Real improvements for people
Blinken’s meeting with the President of the Palestinian Authority also illustrates his government’s desire to draw closer to the Palestinian leadership, after years of withdrawal under the Trump administration, with whom the PA severed relations because it thought he was in favor of Israel’s interests.
Speaking alongside Blinken, Abbas thanked the Biden administration for its commitment to a two-state solution to maintain the status quo at Haram al-Sharif (noble shrine), a sacred Jerusalem complex for Muslims and the Jews which contains the Al-Aqsa Mosque. , the third holiest site in Islam.
Abbas also expressed gratitude for what he called US support for preserving Palestinian residents in Sheikh Jarrah, a neighborhood in East Jerusalem where the potential eviction of Palestinian families helped spark the Israel-Gaza conflict.
Blinken said he was in contact with other countries in the international community to provide the PA with 1.5 million doses of the Covid-19 vaccine. The PA, with a government limited in areas of the occupied West Bank and without direct control over Gaza – where Hamas actually rules – is the only valid interlocutor for many countries and organs of the international community. Like the United States, the European Union also considers Hamas a terrorist group and has no direct relationship with it.
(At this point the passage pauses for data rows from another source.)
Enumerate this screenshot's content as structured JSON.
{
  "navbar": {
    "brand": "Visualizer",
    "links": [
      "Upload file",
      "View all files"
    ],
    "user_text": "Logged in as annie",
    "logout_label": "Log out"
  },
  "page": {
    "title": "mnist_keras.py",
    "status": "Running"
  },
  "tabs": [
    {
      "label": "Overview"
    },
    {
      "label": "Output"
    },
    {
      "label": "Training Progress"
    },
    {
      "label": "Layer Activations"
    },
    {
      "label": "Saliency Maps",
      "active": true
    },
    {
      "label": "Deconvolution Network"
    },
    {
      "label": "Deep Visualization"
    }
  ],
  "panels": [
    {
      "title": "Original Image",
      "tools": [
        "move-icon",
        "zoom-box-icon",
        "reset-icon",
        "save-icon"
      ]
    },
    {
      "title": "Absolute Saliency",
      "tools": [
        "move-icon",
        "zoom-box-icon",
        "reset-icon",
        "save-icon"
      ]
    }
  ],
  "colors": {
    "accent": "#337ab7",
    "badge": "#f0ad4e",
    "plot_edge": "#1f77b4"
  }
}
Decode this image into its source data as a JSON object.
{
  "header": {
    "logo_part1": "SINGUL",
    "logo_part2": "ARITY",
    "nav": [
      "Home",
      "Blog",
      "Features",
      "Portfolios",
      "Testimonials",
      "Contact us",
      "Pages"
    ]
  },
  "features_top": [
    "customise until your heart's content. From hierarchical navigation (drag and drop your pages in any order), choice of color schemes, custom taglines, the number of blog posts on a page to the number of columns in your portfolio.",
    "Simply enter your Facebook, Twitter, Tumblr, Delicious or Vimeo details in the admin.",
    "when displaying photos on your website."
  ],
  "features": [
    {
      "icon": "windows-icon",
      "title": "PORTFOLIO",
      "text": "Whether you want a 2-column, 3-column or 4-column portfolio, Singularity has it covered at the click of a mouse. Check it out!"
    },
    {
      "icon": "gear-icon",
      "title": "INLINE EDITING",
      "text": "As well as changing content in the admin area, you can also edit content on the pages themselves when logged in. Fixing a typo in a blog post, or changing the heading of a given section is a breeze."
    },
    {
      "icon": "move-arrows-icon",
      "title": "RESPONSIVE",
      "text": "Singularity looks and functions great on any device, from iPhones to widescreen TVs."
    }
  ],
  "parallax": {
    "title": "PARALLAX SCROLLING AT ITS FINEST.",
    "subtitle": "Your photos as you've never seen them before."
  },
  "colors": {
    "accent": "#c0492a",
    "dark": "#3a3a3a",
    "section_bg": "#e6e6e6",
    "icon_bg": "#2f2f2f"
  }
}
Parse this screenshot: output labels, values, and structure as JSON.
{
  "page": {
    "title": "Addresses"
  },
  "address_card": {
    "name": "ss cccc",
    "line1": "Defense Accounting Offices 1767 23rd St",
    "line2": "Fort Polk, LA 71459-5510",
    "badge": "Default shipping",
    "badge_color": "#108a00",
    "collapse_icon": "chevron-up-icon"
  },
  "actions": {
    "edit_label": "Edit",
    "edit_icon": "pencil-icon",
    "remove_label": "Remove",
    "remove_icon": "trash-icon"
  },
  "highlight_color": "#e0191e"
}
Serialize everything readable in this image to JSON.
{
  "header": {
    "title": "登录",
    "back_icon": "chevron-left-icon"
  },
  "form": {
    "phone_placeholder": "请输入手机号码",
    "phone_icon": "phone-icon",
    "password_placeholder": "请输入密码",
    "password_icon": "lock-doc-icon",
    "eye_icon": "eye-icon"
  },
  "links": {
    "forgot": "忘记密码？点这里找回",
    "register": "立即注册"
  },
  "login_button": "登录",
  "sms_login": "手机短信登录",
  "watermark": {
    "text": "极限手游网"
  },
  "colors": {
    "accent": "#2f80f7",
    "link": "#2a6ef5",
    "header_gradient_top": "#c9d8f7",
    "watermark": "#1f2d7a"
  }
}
The last negotiations between Israel and the Palestinian Authority sank in 2014. Although Biden said a two-state solution was the only possible solution to the conflict between Israelis and Palestinians, U.S. government officials have hinted that he was still too early for talks to resume. broader peace processes.
Israel is in political tension after four inconclusive elections in two years and the Palestinians are split between Hamas and Abbas. “Leaders on both sides will have to chart a better course,” Blinken said. “Starting with making real improvements in the lives of people in Israel, Gaza and the West Bank.
In Gaza, the Palestinian authorities estimated the cost of reconstruction in millions of dollars. Israel has imposed a blockade on the territory since 2007, which the Palestinians condemn as punishment. Egypt also maintains restrictions on its border with Gaza. Both countries cite security concerns for the measurements.